*EXERCISE AIM*: Going line by line through the data below, how many lines contain the word "icon"? Give only the number.

*INPUT FOR THIS TASK*:
——————
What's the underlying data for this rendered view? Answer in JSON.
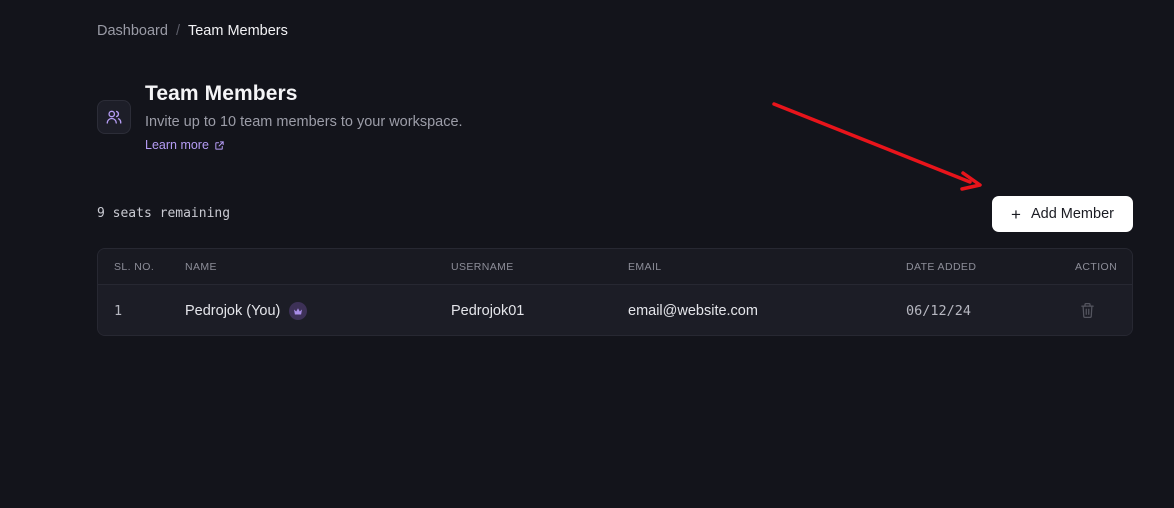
{
  "breadcrumb": {
    "parent": "Dashboard",
    "separator": "/",
    "current": "Team Members"
  },
  "header": {
    "icon": "users-icon",
    "title": "Team Members",
    "subtitle": "Invite up to 10 team members to your workspace.",
    "learn_more": "Learn more",
    "learn_more_icon": "external-link-icon"
  },
  "seats_remaining": "9 seats remaining",
  "add_member_button": {
    "icon": "plus-icon",
    "label": "Add Member"
  },
  "annotation": {
    "arrow_color": "#e8141b"
  },
  "table": {
    "columns": [
      "SL. NO.",
      "NAME",
      "USERNAME",
      "EMAIL",
      "DATE ADDED",
      "ACTION"
    ],
    "rows": [
      {
        "sl_no": "1",
        "name": "Pedrojok (You)",
        "badge_icon": "crown-icon",
        "username": "Pedrojok01",
        "email": "email@website.com",
        "date_added": "06/12/24",
        "action_icon": "trash-icon"
      }
    ]
  },
  "colors": {
    "background": "#13141b",
    "accent": "#b59cf5",
    "button_bg": "#ffffff"
  }
}
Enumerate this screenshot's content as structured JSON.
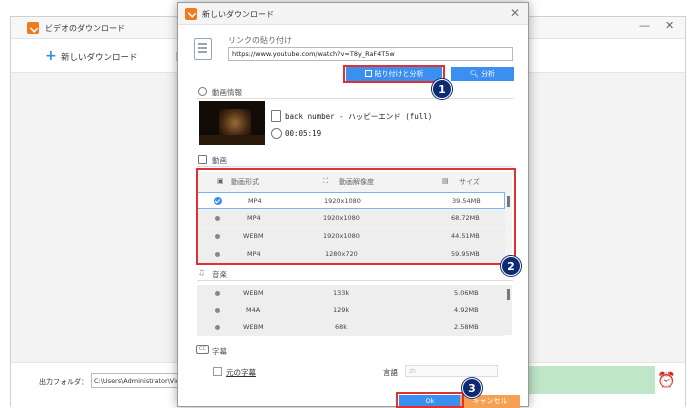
{
  "main_window": {
    "title": "ビデオのダウンロード",
    "min_symbol": "—",
    "close_symbol": "✕",
    "new_download_label": "新しいダウンロード",
    "output_folder_label": "出力フォルダ：",
    "output_path": "C:\\Users\\Administrator\\Videos\\",
    "alarm_icon": "alarm-clock-icon"
  },
  "dialog": {
    "title": "新しいダウンロード",
    "close_symbol": "✕",
    "link_label": "リンクの貼り付け",
    "url_value": "https://www.youtube.com/watch?v=T8y_RaF4T5w",
    "paste_analyze_label": "貼り付けと分析",
    "analyze_label": "分析",
    "video_info_label": "動画情報",
    "video_title": "back number - ハッピーエンド (full)",
    "video_duration": "00:05:19",
    "video_section_label": "動画",
    "video_headers": [
      "動画形式",
      "動画解像度",
      "サイズ"
    ],
    "video_rows": [
      {
        "format": "MP4",
        "resolution": "1920x1080",
        "size": "39.54MB",
        "selected": true
      },
      {
        "format": "MP4",
        "resolution": "1920x1080",
        "size": "68.72MB",
        "selected": false
      },
      {
        "format": "WEBM",
        "resolution": "1920x1080",
        "size": "44.51MB",
        "selected": false
      },
      {
        "format": "MP4",
        "resolution": "1280x720",
        "size": "59.95MB",
        "selected": false
      }
    ],
    "audio_section_label": "音楽",
    "audio_rows": [
      {
        "format": "WEBM",
        "bitrate": "133k",
        "size": "5.06MB"
      },
      {
        "format": "M4A",
        "bitrate": "129k",
        "size": "4.92MB"
      },
      {
        "format": "WEBM",
        "bitrate": "68k",
        "size": "2.58MB"
      }
    ],
    "subtitle_section_label": "字幕",
    "cc_text": "CC",
    "original_subtitle_label": "元の字幕",
    "language_label": "言語",
    "language_value": "zh",
    "ok_label": "Ok",
    "cancel_label": "キャンセル"
  },
  "annotations": {
    "badge_1": "1",
    "badge_2": "2",
    "badge_3": "3",
    "highlight_color": "#e03030",
    "badge_color": "#0d2a72"
  },
  "colors": {
    "accent_blue": "#3b8ff0",
    "cancel_orange": "#f5a052",
    "app_orange": "#f07b1e"
  }
}
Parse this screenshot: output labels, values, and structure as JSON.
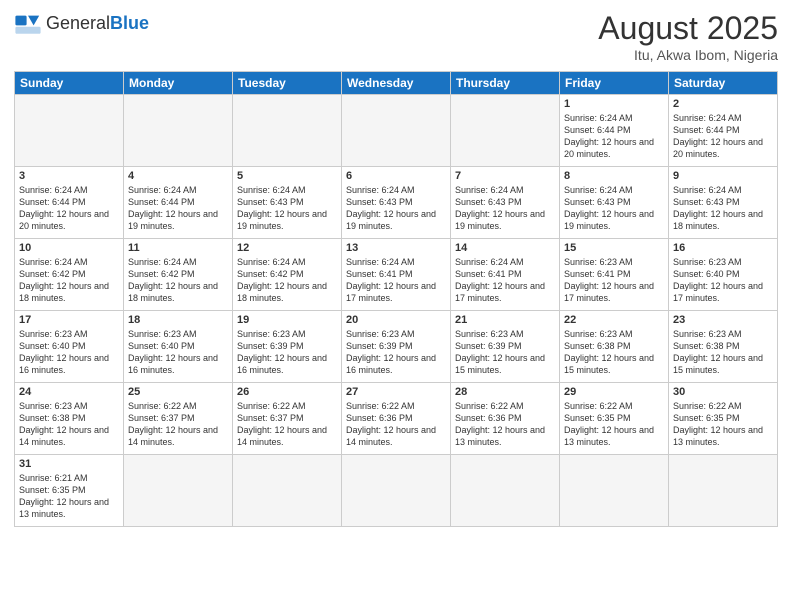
{
  "logo": {
    "text_general": "General",
    "text_blue": "Blue"
  },
  "header": {
    "title": "August 2025",
    "subtitle": "Itu, Akwa Ibom, Nigeria"
  },
  "weekdays": [
    "Sunday",
    "Monday",
    "Tuesday",
    "Wednesday",
    "Thursday",
    "Friday",
    "Saturday"
  ],
  "weeks": [
    [
      {
        "day": "",
        "empty": true
      },
      {
        "day": "",
        "empty": true
      },
      {
        "day": "",
        "empty": true
      },
      {
        "day": "",
        "empty": true
      },
      {
        "day": "",
        "empty": true
      },
      {
        "day": "1",
        "sunrise": "Sunrise: 6:24 AM",
        "sunset": "Sunset: 6:44 PM",
        "daylight": "Daylight: 12 hours and 20 minutes."
      },
      {
        "day": "2",
        "sunrise": "Sunrise: 6:24 AM",
        "sunset": "Sunset: 6:44 PM",
        "daylight": "Daylight: 12 hours and 20 minutes."
      }
    ],
    [
      {
        "day": "3",
        "sunrise": "Sunrise: 6:24 AM",
        "sunset": "Sunset: 6:44 PM",
        "daylight": "Daylight: 12 hours and 20 minutes."
      },
      {
        "day": "4",
        "sunrise": "Sunrise: 6:24 AM",
        "sunset": "Sunset: 6:44 PM",
        "daylight": "Daylight: 12 hours and 19 minutes."
      },
      {
        "day": "5",
        "sunrise": "Sunrise: 6:24 AM",
        "sunset": "Sunset: 6:43 PM",
        "daylight": "Daylight: 12 hours and 19 minutes."
      },
      {
        "day": "6",
        "sunrise": "Sunrise: 6:24 AM",
        "sunset": "Sunset: 6:43 PM",
        "daylight": "Daylight: 12 hours and 19 minutes."
      },
      {
        "day": "7",
        "sunrise": "Sunrise: 6:24 AM",
        "sunset": "Sunset: 6:43 PM",
        "daylight": "Daylight: 12 hours and 19 minutes."
      },
      {
        "day": "8",
        "sunrise": "Sunrise: 6:24 AM",
        "sunset": "Sunset: 6:43 PM",
        "daylight": "Daylight: 12 hours and 19 minutes."
      },
      {
        "day": "9",
        "sunrise": "Sunrise: 6:24 AM",
        "sunset": "Sunset: 6:43 PM",
        "daylight": "Daylight: 12 hours and 18 minutes."
      }
    ],
    [
      {
        "day": "10",
        "sunrise": "Sunrise: 6:24 AM",
        "sunset": "Sunset: 6:42 PM",
        "daylight": "Daylight: 12 hours and 18 minutes."
      },
      {
        "day": "11",
        "sunrise": "Sunrise: 6:24 AM",
        "sunset": "Sunset: 6:42 PM",
        "daylight": "Daylight: 12 hours and 18 minutes."
      },
      {
        "day": "12",
        "sunrise": "Sunrise: 6:24 AM",
        "sunset": "Sunset: 6:42 PM",
        "daylight": "Daylight: 12 hours and 18 minutes."
      },
      {
        "day": "13",
        "sunrise": "Sunrise: 6:24 AM",
        "sunset": "Sunset: 6:41 PM",
        "daylight": "Daylight: 12 hours and 17 minutes."
      },
      {
        "day": "14",
        "sunrise": "Sunrise: 6:24 AM",
        "sunset": "Sunset: 6:41 PM",
        "daylight": "Daylight: 12 hours and 17 minutes."
      },
      {
        "day": "15",
        "sunrise": "Sunrise: 6:23 AM",
        "sunset": "Sunset: 6:41 PM",
        "daylight": "Daylight: 12 hours and 17 minutes."
      },
      {
        "day": "16",
        "sunrise": "Sunrise: 6:23 AM",
        "sunset": "Sunset: 6:40 PM",
        "daylight": "Daylight: 12 hours and 17 minutes."
      }
    ],
    [
      {
        "day": "17",
        "sunrise": "Sunrise: 6:23 AM",
        "sunset": "Sunset: 6:40 PM",
        "daylight": "Daylight: 12 hours and 16 minutes."
      },
      {
        "day": "18",
        "sunrise": "Sunrise: 6:23 AM",
        "sunset": "Sunset: 6:40 PM",
        "daylight": "Daylight: 12 hours and 16 minutes."
      },
      {
        "day": "19",
        "sunrise": "Sunrise: 6:23 AM",
        "sunset": "Sunset: 6:39 PM",
        "daylight": "Daylight: 12 hours and 16 minutes."
      },
      {
        "day": "20",
        "sunrise": "Sunrise: 6:23 AM",
        "sunset": "Sunset: 6:39 PM",
        "daylight": "Daylight: 12 hours and 16 minutes."
      },
      {
        "day": "21",
        "sunrise": "Sunrise: 6:23 AM",
        "sunset": "Sunset: 6:39 PM",
        "daylight": "Daylight: 12 hours and 15 minutes."
      },
      {
        "day": "22",
        "sunrise": "Sunrise: 6:23 AM",
        "sunset": "Sunset: 6:38 PM",
        "daylight": "Daylight: 12 hours and 15 minutes."
      },
      {
        "day": "23",
        "sunrise": "Sunrise: 6:23 AM",
        "sunset": "Sunset: 6:38 PM",
        "daylight": "Daylight: 12 hours and 15 minutes."
      }
    ],
    [
      {
        "day": "24",
        "sunrise": "Sunrise: 6:23 AM",
        "sunset": "Sunset: 6:38 PM",
        "daylight": "Daylight: 12 hours and 14 minutes."
      },
      {
        "day": "25",
        "sunrise": "Sunrise: 6:22 AM",
        "sunset": "Sunset: 6:37 PM",
        "daylight": "Daylight: 12 hours and 14 minutes."
      },
      {
        "day": "26",
        "sunrise": "Sunrise: 6:22 AM",
        "sunset": "Sunset: 6:37 PM",
        "daylight": "Daylight: 12 hours and 14 minutes."
      },
      {
        "day": "27",
        "sunrise": "Sunrise: 6:22 AM",
        "sunset": "Sunset: 6:36 PM",
        "daylight": "Daylight: 12 hours and 14 minutes."
      },
      {
        "day": "28",
        "sunrise": "Sunrise: 6:22 AM",
        "sunset": "Sunset: 6:36 PM",
        "daylight": "Daylight: 12 hours and 13 minutes."
      },
      {
        "day": "29",
        "sunrise": "Sunrise: 6:22 AM",
        "sunset": "Sunset: 6:35 PM",
        "daylight": "Daylight: 12 hours and 13 minutes."
      },
      {
        "day": "30",
        "sunrise": "Sunrise: 6:22 AM",
        "sunset": "Sunset: 6:35 PM",
        "daylight": "Daylight: 12 hours and 13 minutes."
      }
    ],
    [
      {
        "day": "31",
        "sunrise": "Sunrise: 6:21 AM",
        "sunset": "Sunset: 6:35 PM",
        "daylight": "Daylight: 12 hours and 13 minutes."
      },
      {
        "day": "",
        "empty": true
      },
      {
        "day": "",
        "empty": true
      },
      {
        "day": "",
        "empty": true
      },
      {
        "day": "",
        "empty": true
      },
      {
        "day": "",
        "empty": true
      },
      {
        "day": "",
        "empty": true
      }
    ]
  ]
}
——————
*COMPLETED EXERCISE*: 6